──────── Task material ────────

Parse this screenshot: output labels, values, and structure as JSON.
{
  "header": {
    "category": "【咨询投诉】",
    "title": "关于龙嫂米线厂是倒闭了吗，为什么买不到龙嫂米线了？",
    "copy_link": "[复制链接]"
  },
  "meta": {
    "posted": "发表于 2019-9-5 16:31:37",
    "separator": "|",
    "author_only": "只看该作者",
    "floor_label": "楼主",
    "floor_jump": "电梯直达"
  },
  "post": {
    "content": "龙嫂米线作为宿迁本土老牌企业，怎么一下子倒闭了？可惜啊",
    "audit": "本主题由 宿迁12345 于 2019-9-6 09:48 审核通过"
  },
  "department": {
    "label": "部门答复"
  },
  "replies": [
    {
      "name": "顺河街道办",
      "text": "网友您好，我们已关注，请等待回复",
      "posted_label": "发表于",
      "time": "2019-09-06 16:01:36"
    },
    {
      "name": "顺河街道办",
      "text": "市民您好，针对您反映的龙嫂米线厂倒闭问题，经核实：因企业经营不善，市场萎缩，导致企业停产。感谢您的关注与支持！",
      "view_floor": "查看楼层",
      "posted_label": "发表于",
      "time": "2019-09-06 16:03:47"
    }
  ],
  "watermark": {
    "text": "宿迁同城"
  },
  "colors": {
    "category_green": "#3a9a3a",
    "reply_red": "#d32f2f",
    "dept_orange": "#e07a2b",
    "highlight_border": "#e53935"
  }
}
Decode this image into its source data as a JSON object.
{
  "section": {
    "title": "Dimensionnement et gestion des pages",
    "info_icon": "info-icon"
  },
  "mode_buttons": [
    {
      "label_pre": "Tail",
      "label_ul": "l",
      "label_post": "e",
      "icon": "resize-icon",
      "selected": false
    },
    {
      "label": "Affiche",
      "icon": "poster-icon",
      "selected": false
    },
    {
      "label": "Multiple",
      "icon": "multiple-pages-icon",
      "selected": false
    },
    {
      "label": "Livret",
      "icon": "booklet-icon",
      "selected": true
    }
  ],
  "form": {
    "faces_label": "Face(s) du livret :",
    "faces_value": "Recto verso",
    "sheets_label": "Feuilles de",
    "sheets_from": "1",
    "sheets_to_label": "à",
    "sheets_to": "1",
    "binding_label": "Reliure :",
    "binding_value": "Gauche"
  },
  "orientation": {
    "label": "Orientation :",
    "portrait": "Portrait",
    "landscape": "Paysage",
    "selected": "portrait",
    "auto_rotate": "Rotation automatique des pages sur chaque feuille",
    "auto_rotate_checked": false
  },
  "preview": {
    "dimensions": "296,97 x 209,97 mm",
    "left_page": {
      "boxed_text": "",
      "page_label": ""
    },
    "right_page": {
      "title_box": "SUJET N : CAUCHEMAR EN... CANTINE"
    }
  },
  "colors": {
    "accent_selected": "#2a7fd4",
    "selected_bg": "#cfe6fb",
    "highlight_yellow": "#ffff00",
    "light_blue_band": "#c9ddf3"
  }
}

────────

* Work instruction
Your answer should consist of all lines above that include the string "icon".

* Result below
    "info_icon": "info-icon"
      "icon": "resize-icon",
      "icon": "poster-icon",
      "icon": "multiple-pages-icon",
      "icon": "booklet-icon",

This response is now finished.